On Tuesday, acting on accusations that Facebook is extensively creating "shadow profiles" of non-users, privacy watchdogs began on-site investigations of Facebook's office in Ireland.
In August, a complaint was filed by the Data Protection Commission of Ireland, in which it was alleged that the users of Facebook are encouraged to disclose other people's personal data, according to Fox News reports.
These data include,"sensitive data such as political opinions, religious or philosophical beliefs, sexual orientation and so forth" -- and all these has been stored in the databases of Facebook.
Even though the company denies the allegations, the Data Protection Office started looking for evidence to support the claims.
Lisa McGann, a spokeswoman for the Data Protection Commissioner Office, confirmed that "The on-site element started on Tuesday."

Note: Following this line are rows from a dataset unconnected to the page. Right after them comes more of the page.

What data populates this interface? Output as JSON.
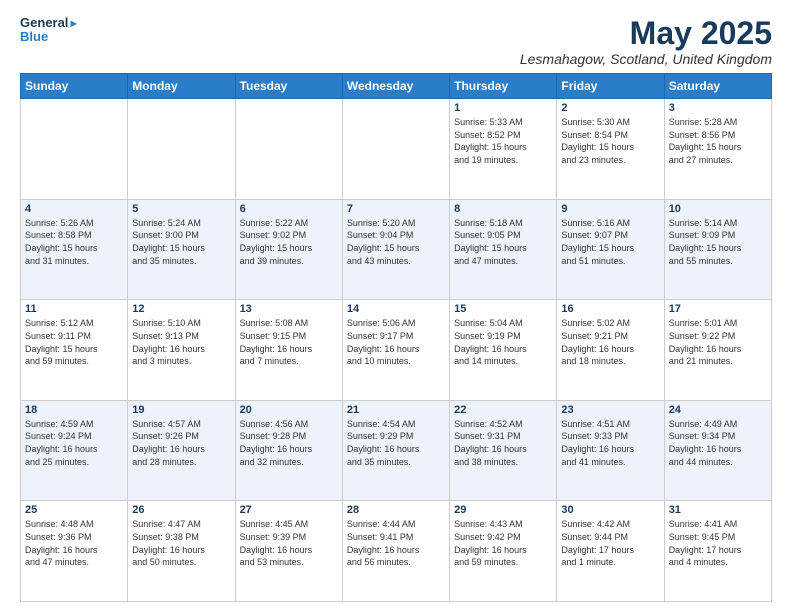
{
  "logo": {
    "line1": "General",
    "line2": "Blue"
  },
  "header": {
    "title": "May 2025",
    "location": "Lesmahagow, Scotland, United Kingdom"
  },
  "weekdays": [
    "Sunday",
    "Monday",
    "Tuesday",
    "Wednesday",
    "Thursday",
    "Friday",
    "Saturday"
  ],
  "weeks": [
    [
      {
        "day": "",
        "content": ""
      },
      {
        "day": "",
        "content": ""
      },
      {
        "day": "",
        "content": ""
      },
      {
        "day": "",
        "content": ""
      },
      {
        "day": "1",
        "content": "Sunrise: 5:33 AM\nSunset: 8:52 PM\nDaylight: 15 hours\nand 19 minutes."
      },
      {
        "day": "2",
        "content": "Sunrise: 5:30 AM\nSunset: 8:54 PM\nDaylight: 15 hours\nand 23 minutes."
      },
      {
        "day": "3",
        "content": "Sunrise: 5:28 AM\nSunset: 8:56 PM\nDaylight: 15 hours\nand 27 minutes."
      }
    ],
    [
      {
        "day": "4",
        "content": "Sunrise: 5:26 AM\nSunset: 8:58 PM\nDaylight: 15 hours\nand 31 minutes."
      },
      {
        "day": "5",
        "content": "Sunrise: 5:24 AM\nSunset: 9:00 PM\nDaylight: 15 hours\nand 35 minutes."
      },
      {
        "day": "6",
        "content": "Sunrise: 5:22 AM\nSunset: 9:02 PM\nDaylight: 15 hours\nand 39 minutes."
      },
      {
        "day": "7",
        "content": "Sunrise: 5:20 AM\nSunset: 9:04 PM\nDaylight: 15 hours\nand 43 minutes."
      },
      {
        "day": "8",
        "content": "Sunrise: 5:18 AM\nSunset: 9:05 PM\nDaylight: 15 hours\nand 47 minutes."
      },
      {
        "day": "9",
        "content": "Sunrise: 5:16 AM\nSunset: 9:07 PM\nDaylight: 15 hours\nand 51 minutes."
      },
      {
        "day": "10",
        "content": "Sunrise: 5:14 AM\nSunset: 9:09 PM\nDaylight: 15 hours\nand 55 minutes."
      }
    ],
    [
      {
        "day": "11",
        "content": "Sunrise: 5:12 AM\nSunset: 9:11 PM\nDaylight: 15 hours\nand 59 minutes."
      },
      {
        "day": "12",
        "content": "Sunrise: 5:10 AM\nSunset: 9:13 PM\nDaylight: 16 hours\nand 3 minutes."
      },
      {
        "day": "13",
        "content": "Sunrise: 5:08 AM\nSunset: 9:15 PM\nDaylight: 16 hours\nand 7 minutes."
      },
      {
        "day": "14",
        "content": "Sunrise: 5:06 AM\nSunset: 9:17 PM\nDaylight: 16 hours\nand 10 minutes."
      },
      {
        "day": "15",
        "content": "Sunrise: 5:04 AM\nSunset: 9:19 PM\nDaylight: 16 hours\nand 14 minutes."
      },
      {
        "day": "16",
        "content": "Sunrise: 5:02 AM\nSunset: 9:21 PM\nDaylight: 16 hours\nand 18 minutes."
      },
      {
        "day": "17",
        "content": "Sunrise: 5:01 AM\nSunset: 9:22 PM\nDaylight: 16 hours\nand 21 minutes."
      }
    ],
    [
      {
        "day": "18",
        "content": "Sunrise: 4:59 AM\nSunset: 9:24 PM\nDaylight: 16 hours\nand 25 minutes."
      },
      {
        "day": "19",
        "content": "Sunrise: 4:57 AM\nSunset: 9:26 PM\nDaylight: 16 hours\nand 28 minutes."
      },
      {
        "day": "20",
        "content": "Sunrise: 4:56 AM\nSunset: 9:28 PM\nDaylight: 16 hours\nand 32 minutes."
      },
      {
        "day": "21",
        "content": "Sunrise: 4:54 AM\nSunset: 9:29 PM\nDaylight: 16 hours\nand 35 minutes."
      },
      {
        "day": "22",
        "content": "Sunrise: 4:52 AM\nSunset: 9:31 PM\nDaylight: 16 hours\nand 38 minutes."
      },
      {
        "day": "23",
        "content": "Sunrise: 4:51 AM\nSunset: 9:33 PM\nDaylight: 16 hours\nand 41 minutes."
      },
      {
        "day": "24",
        "content": "Sunrise: 4:49 AM\nSunset: 9:34 PM\nDaylight: 16 hours\nand 44 minutes."
      }
    ],
    [
      {
        "day": "25",
        "content": "Sunrise: 4:48 AM\nSunset: 9:36 PM\nDaylight: 16 hours\nand 47 minutes."
      },
      {
        "day": "26",
        "content": "Sunrise: 4:47 AM\nSunset: 9:38 PM\nDaylight: 16 hours\nand 50 minutes."
      },
      {
        "day": "27",
        "content": "Sunrise: 4:45 AM\nSunset: 9:39 PM\nDaylight: 16 hours\nand 53 minutes."
      },
      {
        "day": "28",
        "content": "Sunrise: 4:44 AM\nSunset: 9:41 PM\nDaylight: 16 hours\nand 56 minutes."
      },
      {
        "day": "29",
        "content": "Sunrise: 4:43 AM\nSunset: 9:42 PM\nDaylight: 16 hours\nand 59 minutes."
      },
      {
        "day": "30",
        "content": "Sunrise: 4:42 AM\nSunset: 9:44 PM\nDaylight: 17 hours\nand 1 minute."
      },
      {
        "day": "31",
        "content": "Sunrise: 4:41 AM\nSunset: 9:45 PM\nDaylight: 17 hours\nand 4 minutes."
      }
    ]
  ]
}
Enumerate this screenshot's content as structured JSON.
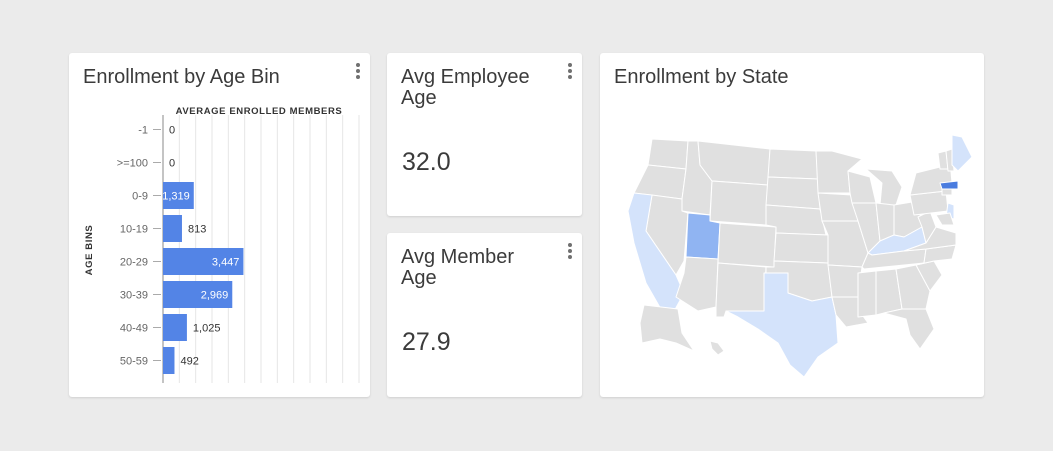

She further commented that the investigation will take a few days, but did not revealed exactly what they are looking for. The investigation will involve inspection of buildings, collecting copies of files found on local computers and also questioning employees as per the Commissioner's audit guidelines.
Then the commission will be sift through whatever materials they find for the next couple of weeks to collect concrete evidence.